> TASK TO CARRY OUT:
Please copy the lines below, exactly as they are, from the one with "Extract the structured" through the one with "What's the underlying", and leave out the pictures.

Top of PROVIDED RECORDS

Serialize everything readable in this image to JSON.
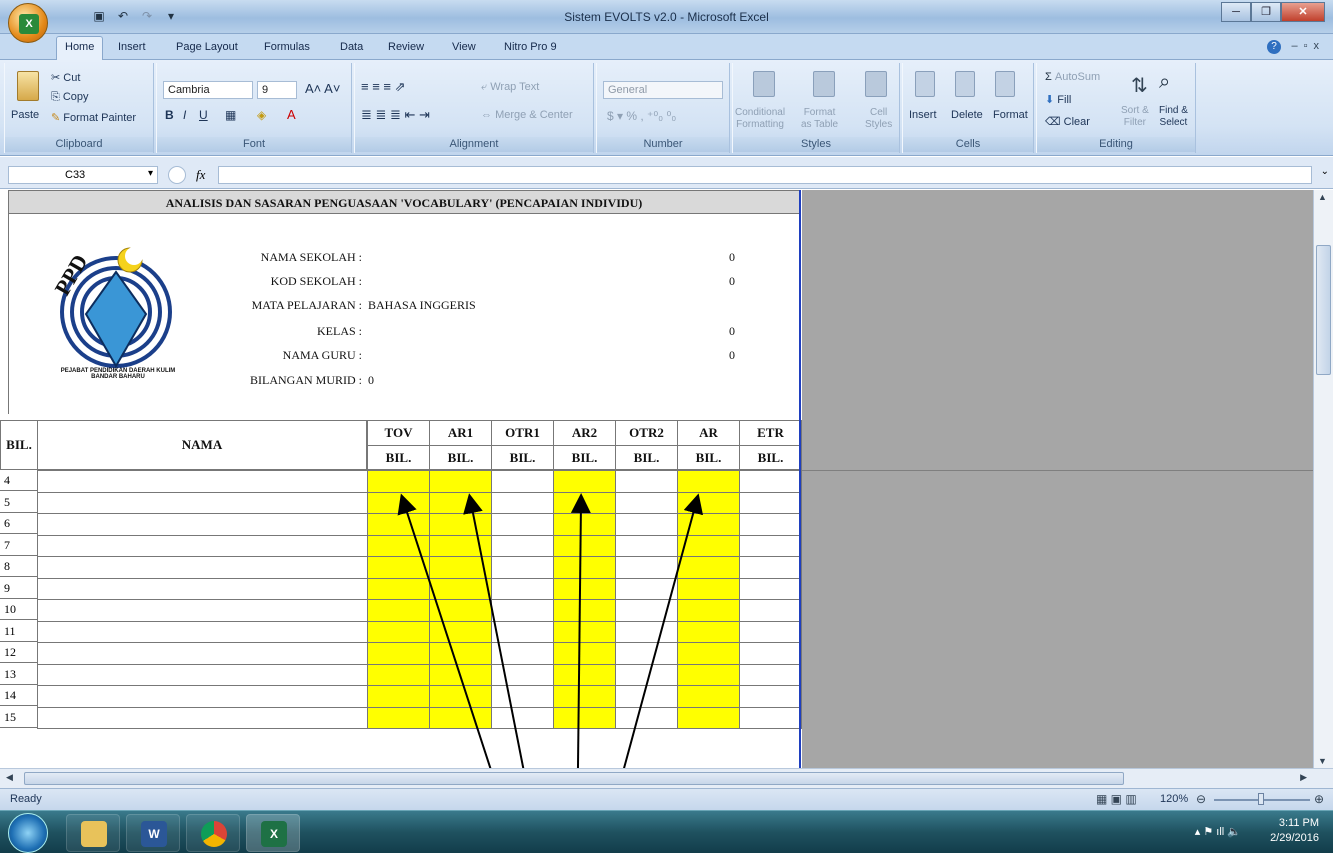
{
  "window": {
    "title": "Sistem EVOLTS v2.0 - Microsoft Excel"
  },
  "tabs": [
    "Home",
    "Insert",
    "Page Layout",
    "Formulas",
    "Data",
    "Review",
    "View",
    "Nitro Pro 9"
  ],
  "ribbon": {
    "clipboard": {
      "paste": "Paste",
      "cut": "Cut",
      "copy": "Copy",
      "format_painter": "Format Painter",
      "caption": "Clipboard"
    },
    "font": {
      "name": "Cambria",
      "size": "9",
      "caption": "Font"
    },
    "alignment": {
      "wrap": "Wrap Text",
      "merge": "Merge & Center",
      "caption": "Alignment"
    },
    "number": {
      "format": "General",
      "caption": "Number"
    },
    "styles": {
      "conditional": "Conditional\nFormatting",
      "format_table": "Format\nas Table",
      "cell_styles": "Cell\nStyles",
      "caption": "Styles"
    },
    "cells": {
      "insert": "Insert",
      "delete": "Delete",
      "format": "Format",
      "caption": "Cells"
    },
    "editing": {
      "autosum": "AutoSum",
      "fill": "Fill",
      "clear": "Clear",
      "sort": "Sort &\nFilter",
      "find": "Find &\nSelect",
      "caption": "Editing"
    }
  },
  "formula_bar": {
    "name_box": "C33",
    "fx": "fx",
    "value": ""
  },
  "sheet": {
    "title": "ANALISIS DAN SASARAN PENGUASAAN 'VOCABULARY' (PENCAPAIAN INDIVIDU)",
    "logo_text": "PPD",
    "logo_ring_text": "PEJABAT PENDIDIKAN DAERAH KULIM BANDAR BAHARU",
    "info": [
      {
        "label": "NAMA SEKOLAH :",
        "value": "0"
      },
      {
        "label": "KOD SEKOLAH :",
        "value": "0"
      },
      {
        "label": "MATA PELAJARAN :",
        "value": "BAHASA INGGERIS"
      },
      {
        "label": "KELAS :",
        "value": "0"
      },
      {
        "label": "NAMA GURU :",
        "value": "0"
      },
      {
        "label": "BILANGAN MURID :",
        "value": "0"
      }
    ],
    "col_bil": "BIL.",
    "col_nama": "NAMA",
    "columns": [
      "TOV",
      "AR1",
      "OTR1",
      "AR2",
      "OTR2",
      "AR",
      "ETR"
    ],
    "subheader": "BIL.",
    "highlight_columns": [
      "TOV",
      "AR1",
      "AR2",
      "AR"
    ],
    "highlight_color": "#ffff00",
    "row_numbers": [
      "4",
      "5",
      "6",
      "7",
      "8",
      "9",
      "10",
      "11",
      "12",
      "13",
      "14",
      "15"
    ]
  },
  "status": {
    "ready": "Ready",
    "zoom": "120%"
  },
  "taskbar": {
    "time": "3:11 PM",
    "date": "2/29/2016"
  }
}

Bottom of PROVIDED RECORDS
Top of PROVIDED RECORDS

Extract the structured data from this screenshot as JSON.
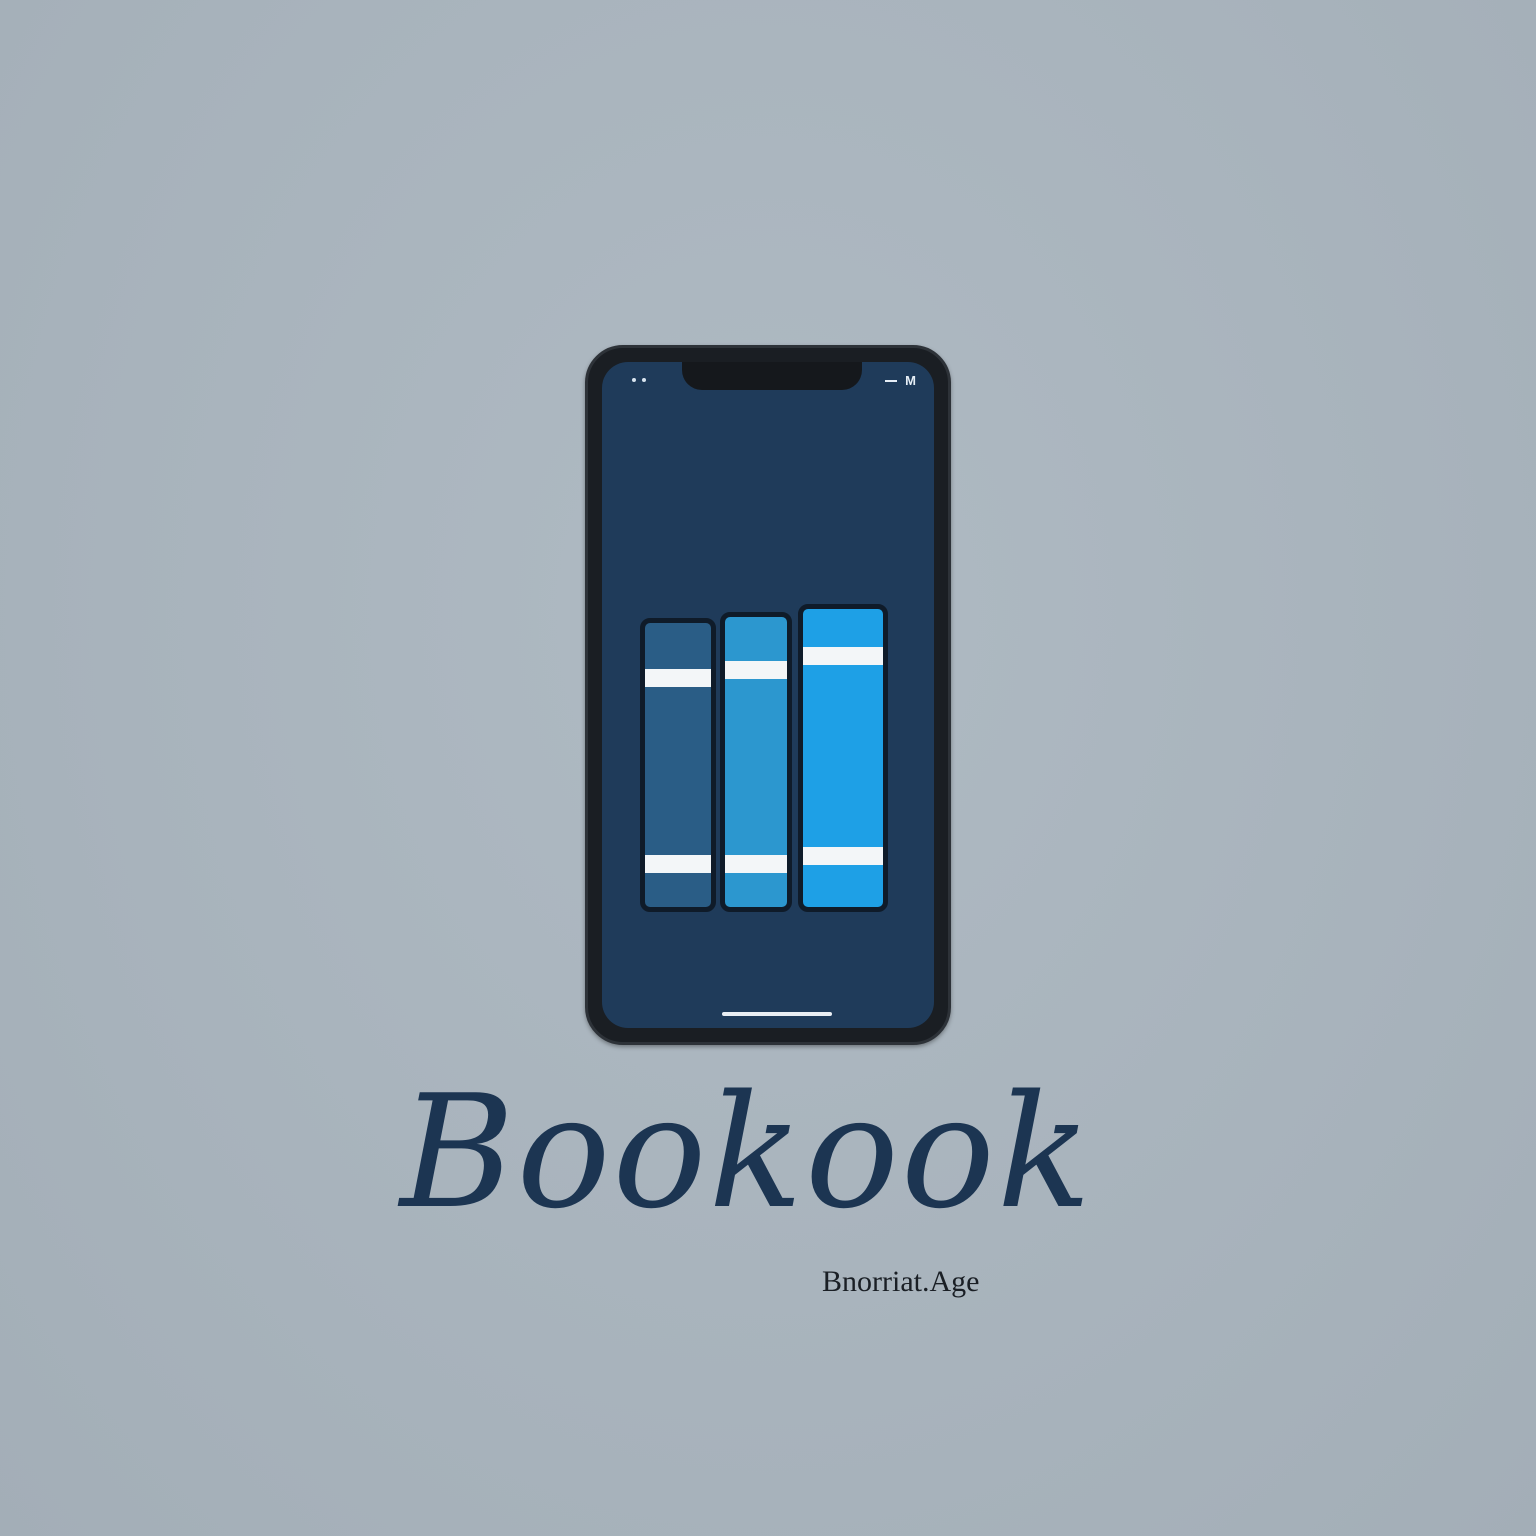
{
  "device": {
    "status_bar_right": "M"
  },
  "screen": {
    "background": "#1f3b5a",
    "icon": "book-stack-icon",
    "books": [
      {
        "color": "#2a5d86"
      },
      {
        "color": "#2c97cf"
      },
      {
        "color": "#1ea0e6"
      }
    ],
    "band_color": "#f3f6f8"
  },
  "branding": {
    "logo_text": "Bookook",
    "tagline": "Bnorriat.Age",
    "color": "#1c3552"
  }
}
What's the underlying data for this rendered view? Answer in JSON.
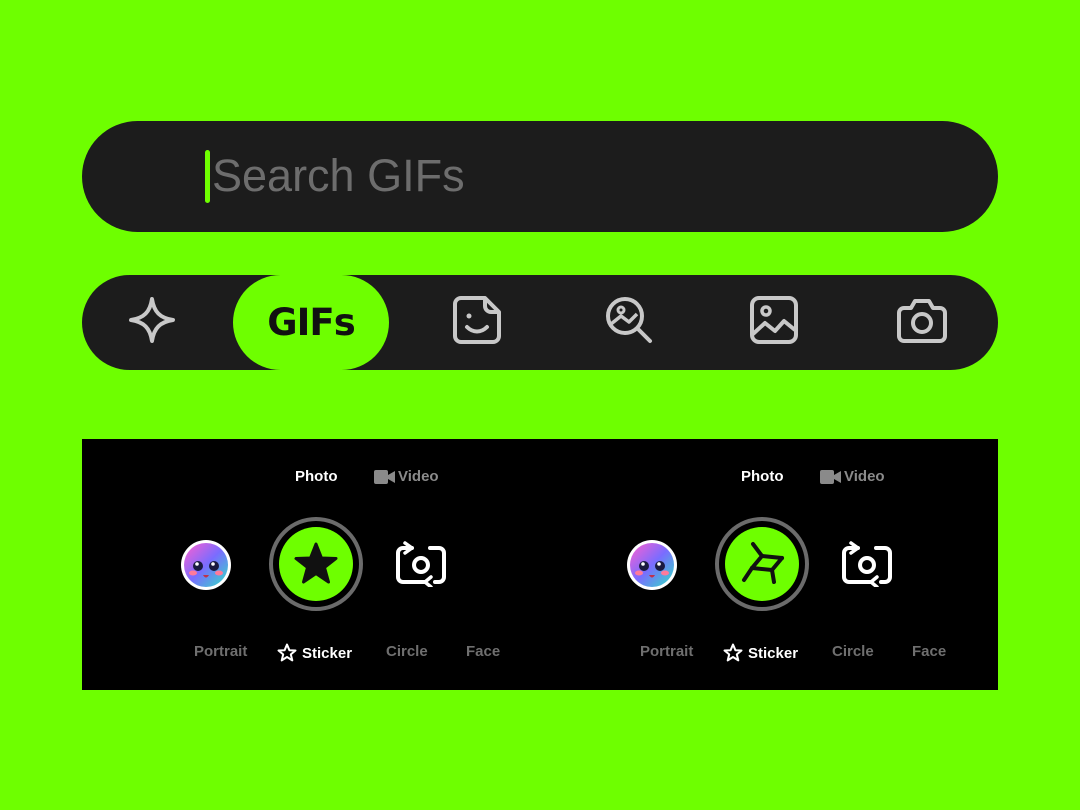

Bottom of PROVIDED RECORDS
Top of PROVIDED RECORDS

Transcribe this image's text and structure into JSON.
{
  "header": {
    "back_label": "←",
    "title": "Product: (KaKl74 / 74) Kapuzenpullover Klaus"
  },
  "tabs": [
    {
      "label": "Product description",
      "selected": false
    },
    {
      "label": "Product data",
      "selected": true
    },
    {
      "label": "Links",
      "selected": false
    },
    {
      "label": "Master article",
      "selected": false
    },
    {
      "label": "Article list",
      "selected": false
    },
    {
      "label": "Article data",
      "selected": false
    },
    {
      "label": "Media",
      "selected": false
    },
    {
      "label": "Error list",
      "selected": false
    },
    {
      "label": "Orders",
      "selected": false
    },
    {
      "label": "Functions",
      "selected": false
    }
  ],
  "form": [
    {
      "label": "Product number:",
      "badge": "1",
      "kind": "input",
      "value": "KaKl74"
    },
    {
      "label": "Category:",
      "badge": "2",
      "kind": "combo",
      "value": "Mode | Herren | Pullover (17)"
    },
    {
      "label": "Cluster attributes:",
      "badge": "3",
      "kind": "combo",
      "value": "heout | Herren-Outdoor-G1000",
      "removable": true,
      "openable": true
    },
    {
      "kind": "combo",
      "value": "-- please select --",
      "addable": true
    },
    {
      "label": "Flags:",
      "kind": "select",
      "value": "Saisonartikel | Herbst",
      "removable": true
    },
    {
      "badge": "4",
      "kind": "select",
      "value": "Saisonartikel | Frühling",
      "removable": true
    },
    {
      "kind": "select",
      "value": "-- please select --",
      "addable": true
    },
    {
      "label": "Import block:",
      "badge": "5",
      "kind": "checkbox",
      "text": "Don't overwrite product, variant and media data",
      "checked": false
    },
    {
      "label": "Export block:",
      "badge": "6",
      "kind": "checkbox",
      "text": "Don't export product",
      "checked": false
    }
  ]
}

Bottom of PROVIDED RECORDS

> REPLY:
Extract the structured data from this screenshot as JSON.
{
  "device": {
    "status_bar_right": "M"
  },
  "screen": {
    "background": "#1f3b5a",
    "icon": "book-stack-icon",
    "books": [
      {
        "color": "#2a5d86"
      },
      {
        "color": "#2c97cf"
      },
      {
        "color": "#1ea0e6"
      }
    ],
    "band_color": "#f3f6f8"
  },
  "branding": {
    "logo_text": "Bookook",
    "tagline": "Bnorriat.Age",
    "color": "#1c3552"
  }
}
What's the underlying data for this rendered view? Answer in JSON.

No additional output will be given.